Among the most successful international theatre franchises of the last 20 years were Blue Man, Stomp and Tap Dogs, so put their various skills under one industrial roof and you have the formula for Tap Factory.
It’s a show that combines the street-smart percussion of Stomp, the vaudevillian appeal of tap dancing, and a little of the stage theatrics of Blue Man – and more besides.
Extreme body-popping, gymnastics, clowning and even sand dancing . . . shades of Wilson, Keppel and Betty for those old enough to admit to the memory, or to the days when each aspect here would have been regarded as a speciality act on a variety show bill.

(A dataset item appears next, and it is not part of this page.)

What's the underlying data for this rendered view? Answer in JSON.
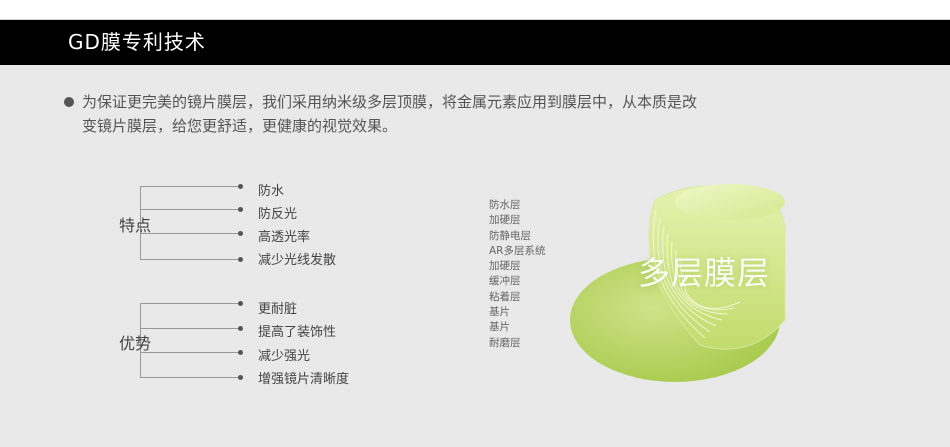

Then there was the pole-dancing and a routine involving a garden recliner that you would very definitely not want to try at home!
These days it’s all served up, on an industrial-style stage setting, by eight toned and muscle-bound hunks, who remain pretty well mute throughout. In the absence of a theatre programme introductions would have been nice, although one or two clear characters emerge throughout. The put-upon class clown, the indignant brush-sweeper, or the whistle-blowing lead drummer for instance.
For a show that’s all about percussion though, it’s a shame that Tap Factory should occasionally lose its rhythm.
It’s erratic in its pace, stealing its own momentum for an interval and having to reassert itself for a second act, when it might have all naturally built towards the splashing climax in one 90-minute performance.
The warm-up routine and audience involvement of the second act feel particularly over-stretched and take some of the shine off what is exhilarating entertainment when it gets into its thumping stride.